BMSB have a good range of batteries. You need to choose one that has a continuous discharge rate of at least 20 amps.

Re: Noob: DIY Torque Sensor Pedal Assist?

Posted: Jul 11, 2014 4:51 am
by silentflight
BionX 250 and 350 are both nominal wattage ratings. Those who have ridden them know that they give much more power when climbing hills. I have measured well above 1000 watts with a Watt's Up meter spliced between the battery and motor of my BionX 350 when pedaling hard on a reasonably steep hill.

Will an SF dealer let your son try the 250 and 350 on his route? Perhaps he will want to ride steeper hills in other parts of the city, though. In any case, test riding is critical to making a decision.

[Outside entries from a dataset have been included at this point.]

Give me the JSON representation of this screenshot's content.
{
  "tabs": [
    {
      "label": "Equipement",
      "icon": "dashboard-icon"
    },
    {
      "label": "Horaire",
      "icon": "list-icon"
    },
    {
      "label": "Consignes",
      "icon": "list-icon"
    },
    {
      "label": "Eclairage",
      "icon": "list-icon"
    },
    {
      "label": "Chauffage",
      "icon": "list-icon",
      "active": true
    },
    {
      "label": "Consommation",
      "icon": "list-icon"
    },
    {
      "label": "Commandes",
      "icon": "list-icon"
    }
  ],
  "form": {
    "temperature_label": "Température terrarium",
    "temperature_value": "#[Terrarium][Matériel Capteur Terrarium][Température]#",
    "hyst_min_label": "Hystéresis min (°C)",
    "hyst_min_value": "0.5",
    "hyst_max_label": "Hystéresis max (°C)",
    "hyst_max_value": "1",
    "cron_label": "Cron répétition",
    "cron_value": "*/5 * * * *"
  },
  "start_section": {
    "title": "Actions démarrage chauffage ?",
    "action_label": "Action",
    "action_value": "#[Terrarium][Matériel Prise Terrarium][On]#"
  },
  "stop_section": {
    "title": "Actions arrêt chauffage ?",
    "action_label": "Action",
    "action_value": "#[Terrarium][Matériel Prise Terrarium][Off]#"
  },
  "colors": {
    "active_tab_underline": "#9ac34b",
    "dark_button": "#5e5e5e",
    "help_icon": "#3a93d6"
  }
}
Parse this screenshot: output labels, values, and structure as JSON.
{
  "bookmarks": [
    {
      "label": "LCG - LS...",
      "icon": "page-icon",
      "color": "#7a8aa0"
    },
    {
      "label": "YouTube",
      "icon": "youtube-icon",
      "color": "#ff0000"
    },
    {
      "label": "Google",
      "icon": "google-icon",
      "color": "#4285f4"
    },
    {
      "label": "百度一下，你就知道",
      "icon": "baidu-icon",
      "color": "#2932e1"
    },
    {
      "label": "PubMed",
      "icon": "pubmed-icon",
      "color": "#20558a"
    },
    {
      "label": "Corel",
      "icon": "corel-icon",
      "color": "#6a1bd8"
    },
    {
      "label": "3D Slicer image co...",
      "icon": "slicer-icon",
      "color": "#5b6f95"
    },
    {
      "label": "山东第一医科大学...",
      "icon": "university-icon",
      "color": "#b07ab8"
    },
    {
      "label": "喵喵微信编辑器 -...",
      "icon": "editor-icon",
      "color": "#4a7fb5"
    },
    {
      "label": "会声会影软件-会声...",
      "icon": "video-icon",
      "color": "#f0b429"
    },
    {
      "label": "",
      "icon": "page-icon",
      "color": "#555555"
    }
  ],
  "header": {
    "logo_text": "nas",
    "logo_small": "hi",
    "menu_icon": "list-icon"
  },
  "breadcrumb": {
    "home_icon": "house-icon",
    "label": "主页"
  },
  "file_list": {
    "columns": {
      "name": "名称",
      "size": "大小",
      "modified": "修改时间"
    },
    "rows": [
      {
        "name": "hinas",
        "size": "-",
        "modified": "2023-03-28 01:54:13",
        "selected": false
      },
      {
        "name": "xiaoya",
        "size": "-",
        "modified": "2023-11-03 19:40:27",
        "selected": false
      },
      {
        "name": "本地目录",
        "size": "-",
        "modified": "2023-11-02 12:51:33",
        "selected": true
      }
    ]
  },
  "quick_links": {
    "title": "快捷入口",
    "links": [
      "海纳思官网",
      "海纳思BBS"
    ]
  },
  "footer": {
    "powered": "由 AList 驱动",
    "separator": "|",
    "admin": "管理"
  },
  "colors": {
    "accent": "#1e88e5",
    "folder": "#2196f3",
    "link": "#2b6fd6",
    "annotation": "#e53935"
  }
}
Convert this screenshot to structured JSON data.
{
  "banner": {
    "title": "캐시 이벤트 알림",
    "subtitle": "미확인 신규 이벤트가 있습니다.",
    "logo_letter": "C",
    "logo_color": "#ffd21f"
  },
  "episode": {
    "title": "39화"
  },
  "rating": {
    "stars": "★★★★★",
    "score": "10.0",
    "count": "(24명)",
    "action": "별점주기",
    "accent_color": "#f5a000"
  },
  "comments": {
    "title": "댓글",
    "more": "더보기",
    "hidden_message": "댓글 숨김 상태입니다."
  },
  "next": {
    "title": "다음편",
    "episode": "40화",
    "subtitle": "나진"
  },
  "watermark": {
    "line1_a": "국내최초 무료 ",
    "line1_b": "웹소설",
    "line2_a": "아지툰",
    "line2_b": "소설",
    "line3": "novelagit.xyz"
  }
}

A torque sensor is far superior to a cadence sensor for anyone who is an avid cyclist, especially on hills. Don't even consider a cadence sensor bike until your son has ridden both enough to know the difference.

Here is a BIonX 350 on sale for the price of a 250, $1199. I haven't read the small print, is likely last year's model with a freewheel instead of cassette, possibly other minor changes, but may be a very good deal. ... -2410.html

The older I2C BionX kits (about five years old or more) could be powered with higher voltages. My PL250 has run at 36V and my PL350 at 48V.

Search craigslist, ebay, etc for any possible used BionX kits for sale, it happens from time to time.

Re: Noob: DIY Torque Sensor Pedal Assist?

Posted: Jul 11, 2014 11:46 am
by teklektik
Since the rider is looking to pedal unassisted and you folks have hills - I'm guessing a gear motor or mid-drive are the best coices because of the motor freewheel.

You should consider stopping by Ebikes SF. Ilia is a respected long time ES member. His site does not always reflect what he has to offer and since he's handy - worth the stop. His mainstay product is the somewhat pricey BMC motor but he has sold MACs and recently has been building with the Bafang crank drives. At the very least, you may be able to ride some other kit alternatives.

For a full Bafang kit, there is also EM3EV. Paul has a selection of batteries - it looks like you might get away with a modest size.

As posted above, the CA V3 is a nice addition and supports either the Thun or less expensive TDCM torque sensors. It can also instead use a simple PAS wheel with adjustable assist and/or RPM scaled PAS assist. This can be used with any motor (the Bafang mid-drive has PAS already).

Without any idea what money you have to spend it's a little hard to do more than just make shotgun suggestions - but there you go! :D